Tuesday, March 11, 2014
PORTLAND — The defense in the federal trial of Benjamin Lee, who is accused of driving from Missouri to Maine with a carload of guns to track down his estranged wife and her new boyfriend, called its final witnesses Friday. Lee did not take the stand in his own defense.
Lee’s attorney, James Clifford, called four defense witnesses, including a medical expert and one of Lee’s sisters, who testified in U.S. District Court in Portland. Lee’s mother and brother testified via video conference from a remote courtroom in Missouri.
Lee, 52, of Springfield, Mo., has pleaded not guilty to two counts of interstate stalking. He is accused of crossing state lines with the intention to kill, injure, harass or intimidate his wife, Tawny Lee, and her boyfriend, Timothy Mann, or to conduct surveillance with intention to kill, injure, harass or intimidate them.
After the jury left the room for a late-morning recess, Judge D. Brock Hornby asked Lee whether he would testify in his own defense. Lee, who first consulted with Clifford, said he had decided not to.
Friday is the fourth day of Lee’s trial. The prosecutor, Assistant U.S. Attorney Darcie McElwee, and Clifford were expected to make closing arguments Monday.
Lee has been in custody since his arrest Sept. 7, 2012, just minutes after his wife, Tawny Lee, called 911 in Limerick, Maine, to report that Lee had been driving back and forth outside her house and that he was possibly armed.
Lee had many weapons in his borrowed Cadillac at the time of his arrest, including three loaded guns, two unloaded rifles and a machete, as well as handcuffs, a roll of black plastic sheeting, latex gloves and camouflage face paint, according to an FBI agent who testified Thursday.

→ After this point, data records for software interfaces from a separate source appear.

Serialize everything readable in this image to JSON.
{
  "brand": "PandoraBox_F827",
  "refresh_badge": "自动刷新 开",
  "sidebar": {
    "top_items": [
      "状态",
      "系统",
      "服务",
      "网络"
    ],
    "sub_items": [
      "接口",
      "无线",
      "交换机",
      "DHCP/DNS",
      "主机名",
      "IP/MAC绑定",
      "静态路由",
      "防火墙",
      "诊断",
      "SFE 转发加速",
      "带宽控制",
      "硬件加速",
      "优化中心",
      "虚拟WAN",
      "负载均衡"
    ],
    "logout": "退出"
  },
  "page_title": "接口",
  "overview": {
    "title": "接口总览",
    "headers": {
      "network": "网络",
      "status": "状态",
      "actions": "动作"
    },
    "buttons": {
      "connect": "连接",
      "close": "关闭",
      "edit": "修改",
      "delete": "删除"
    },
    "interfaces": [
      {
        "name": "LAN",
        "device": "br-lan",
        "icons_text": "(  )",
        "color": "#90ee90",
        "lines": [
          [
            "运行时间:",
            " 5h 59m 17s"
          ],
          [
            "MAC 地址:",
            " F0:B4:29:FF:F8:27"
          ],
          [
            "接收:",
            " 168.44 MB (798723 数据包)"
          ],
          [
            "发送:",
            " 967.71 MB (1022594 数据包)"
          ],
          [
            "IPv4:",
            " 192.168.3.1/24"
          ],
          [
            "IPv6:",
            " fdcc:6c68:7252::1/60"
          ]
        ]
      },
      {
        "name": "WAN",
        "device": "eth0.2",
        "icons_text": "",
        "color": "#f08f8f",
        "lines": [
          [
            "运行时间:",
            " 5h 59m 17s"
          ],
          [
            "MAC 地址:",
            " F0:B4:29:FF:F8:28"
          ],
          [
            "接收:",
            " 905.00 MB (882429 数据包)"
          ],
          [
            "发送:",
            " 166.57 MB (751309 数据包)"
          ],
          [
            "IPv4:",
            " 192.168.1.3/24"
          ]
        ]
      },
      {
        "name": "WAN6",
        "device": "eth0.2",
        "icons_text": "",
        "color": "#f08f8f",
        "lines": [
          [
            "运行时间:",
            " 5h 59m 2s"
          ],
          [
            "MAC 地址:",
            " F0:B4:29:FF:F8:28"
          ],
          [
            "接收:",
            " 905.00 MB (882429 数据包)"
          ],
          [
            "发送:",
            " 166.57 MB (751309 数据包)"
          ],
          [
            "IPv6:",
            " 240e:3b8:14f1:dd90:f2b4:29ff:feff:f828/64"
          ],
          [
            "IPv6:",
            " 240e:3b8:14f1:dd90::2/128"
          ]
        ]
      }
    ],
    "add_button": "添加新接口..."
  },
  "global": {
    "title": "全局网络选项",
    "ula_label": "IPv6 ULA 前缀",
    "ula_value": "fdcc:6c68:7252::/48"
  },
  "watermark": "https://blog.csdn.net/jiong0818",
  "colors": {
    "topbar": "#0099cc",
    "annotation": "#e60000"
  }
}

Christine Brown Irish testified as a medical expert about Lee’s condition during five hospitalizations before his arrest.
Lee, who has diabetes and a heart condition, had broken his back in a car crash in March 2012, about a month before his wife left him for Mann, whom she had first dated as a teenager.
Irish, a doctor at Maine Medical Center, summarized Lee’s medical records – 1,500 to 2,000 pages of documentation – describing him as having an “altered mental status” from extremely low blood sugar levels on multiple hospital admissions.
“His diabetes was being poorly controlled during this time,” Irish said, referring to Lee’s hospital admissions in April and May of 2012.
During that time, Lee sent multiple emails to his wife, threatening her and Mann.
Clifford has said that Lee was affected by that altered mental state and medications when he sent the threatening messages.
Lee’s mother, Florence Walker, and brother, Allen Lee, testified via video conference about Lee’s poor health during this time.
Lee’s sister, Linda Watson, said she called for an ambulance to take Lee to a hospital again on May 20, after diabetic shock caused him to lose consciousness.
“I didn’t think he would live,” Watson said, adding that she took what she thought would be a final photograph of him.
Clifford has argued that the prosecution would not be able to prove that Lee intended to harm his wife or Mann.
Another of Lee’s sisters, Stella Lee, testified earlier in the week that she phoned Tawny Lee to warn her after hearing Benjamin Lee repeatedly threaten to kill his estranged wife.